Issue #18 of The Dr. T. J. Eckleburg Review, the first print edition, is now available for purchase. It features the Pushcart-nominated story “The Women Who Watch,” by Belgian fabulist Thomas Owen, first published in the online version of the same litmag last year. If you’d like to give it a listen instead,
Pete Milan can be heard reading it at the horror podcast Pseudopo
d, giving it all the creepiness it deserves. Here’s an excerpt:
A man was walking by: dreamy, so lost in thought that a blackbird, shooting by like a bullet, almost knocked him off-balance. He stopped, collected himself slowly. From where he stood, he could see the old lady in a sunbeam, spotlit like a person in a play…
Why had this little old stranger—banal, uninteresting, insignificant—caught his eye? As he drew closer, she lost her hieratic aspect. Remaining still all the while, stuck on an imaginary tack like a little gunner, she began to come alive in a remarkable way. Frozen there almost ominously, her gaze fixed on his, exerting a kind of magnetism. Such that, beneath their imperious interrogation, he submitted to what could only be called a strange enthrallment.
Sometimes such gazes meet your own: they seem to know you, seek to pierce your silence. And so, anywhere at all, you might stumble across such women, who stare at you as at someone familiar.
Also up at Anomalous this month in print and audio is Jean Ferry’s “A Tear in His Eye,” which begins with these bewitching words:
Who among us, at that age when we grow curious about fantastical tales, hasn’t been captivated by the story of that character who describes himself as endowed by the creator with the face of a hyena, lips of bronze, eyes of jasper, and a reproductive organ much closer to the deadly viper than a harmless phallus?
What are you waiting for? Go read! The issue can also be downloaded in its entirety in pdf or Kindle format, or as an mp3 audiobook.

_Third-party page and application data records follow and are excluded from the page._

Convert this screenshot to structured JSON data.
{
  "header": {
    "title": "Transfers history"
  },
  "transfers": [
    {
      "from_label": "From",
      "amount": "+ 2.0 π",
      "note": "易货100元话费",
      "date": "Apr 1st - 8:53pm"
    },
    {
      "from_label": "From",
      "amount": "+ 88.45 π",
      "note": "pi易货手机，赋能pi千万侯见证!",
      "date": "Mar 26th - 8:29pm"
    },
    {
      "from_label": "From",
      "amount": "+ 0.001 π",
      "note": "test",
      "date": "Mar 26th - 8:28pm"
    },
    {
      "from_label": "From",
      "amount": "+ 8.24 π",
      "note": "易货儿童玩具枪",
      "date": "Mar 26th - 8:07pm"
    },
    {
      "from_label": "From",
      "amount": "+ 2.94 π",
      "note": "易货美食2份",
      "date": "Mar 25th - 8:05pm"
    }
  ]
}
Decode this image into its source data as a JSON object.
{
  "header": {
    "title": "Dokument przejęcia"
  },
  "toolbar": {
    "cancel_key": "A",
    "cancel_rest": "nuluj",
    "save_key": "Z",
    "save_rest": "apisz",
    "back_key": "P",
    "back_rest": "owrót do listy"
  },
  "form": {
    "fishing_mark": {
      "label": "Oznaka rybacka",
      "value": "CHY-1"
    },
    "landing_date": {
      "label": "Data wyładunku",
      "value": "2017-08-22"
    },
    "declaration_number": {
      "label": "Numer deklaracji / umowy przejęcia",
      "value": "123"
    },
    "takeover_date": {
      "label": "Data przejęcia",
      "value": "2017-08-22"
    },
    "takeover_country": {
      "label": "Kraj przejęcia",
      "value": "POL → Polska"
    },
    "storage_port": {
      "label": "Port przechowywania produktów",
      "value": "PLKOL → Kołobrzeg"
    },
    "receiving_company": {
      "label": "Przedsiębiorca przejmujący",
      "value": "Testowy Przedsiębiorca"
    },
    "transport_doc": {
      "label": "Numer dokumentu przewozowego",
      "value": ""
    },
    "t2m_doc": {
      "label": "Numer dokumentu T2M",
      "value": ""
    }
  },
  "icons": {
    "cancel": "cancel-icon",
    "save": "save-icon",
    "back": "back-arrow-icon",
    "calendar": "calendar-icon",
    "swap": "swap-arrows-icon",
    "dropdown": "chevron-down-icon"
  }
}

The Translations page (in the left sidebar) is now fully up to date through mid-2013, including some forthcoming publications. – ed.
Huge congratulations to all my fellow PEN/Heim Translation Fund winners this year! My thanks to the PEN American Foundation, and to this year’s Advisory Board—Susan Bernofsky, Barbara Epler, Richard Sieburth, Lauren Wein, Eliot Weinberger, Natasha Wimmer, and Matvei Yankelevich, chaired by Michael F. Moore. I am very flattered to have my translations deemed “vivid and authoritative” in the press release, which includes a snippet from Jean Ferry’s story “The Garbagemen’s Strike.” The story is now available in its entirety for your reading pleasure online in the latest issue of Anomalous (#9). Wakefield Press will publish the prizewinning project, Jean Ferry’s only prose collection, The Conductor and Other Tales. It is due out in November. Click “Forthcoming” in the left sidebar for a fuller description.
That’s funding from PEN America and PEN England in the same year! Where else can you crow about that immodestly, if not on your own damn blog?
My translation of an excerpt from Jacques Gélat’s clever and charming 2006 novel Le traducteur is up at Words Without Borders in this month’s Postrevolution Iran issue. I did this piece in the summer of 2010, so I’m glad it’s finally seeing the light of day in a subsection on Writing about Translation.
As with all dramatizations, Gélat’s founding premise of forgotten punctuation is a bit of a stretch: practicing translators regularly rearrange punctuation, and how punctuation use differs between languages is one of much discussion among translators. However, his observations of what the act of translation can mean on a more metaphorical level are quite astute.
Every translator has dreamed of writing someday, and I was no exception. Sheets of paper have long dawdled in my drawers; diverse notes, vague plans for novels, even the beginning of a short story. But I’d always given up under the pretext of having a translation to start or finish. In truth these projects didn’t inspire me; they lent me no élan. Perhaps there would be a day for writing, but moreover, and most importantly, you must know just how daunting writing is for a translator.
I make definitive assertion: no one knows books better than we do. Readers, critics, editors—none of them know the weight of a word, the structure of a novel, its most intimate arrangements, as we translators do. I’ll go even farther: in many areas, writers themselves are less aware than we are of their work. Quite often their style, an instinctive reflection of their affect, gets away from them; they toss it onto the page, too busy to chase it down and make out the logic whose very workings we translators follow with a jeweler’s loupe.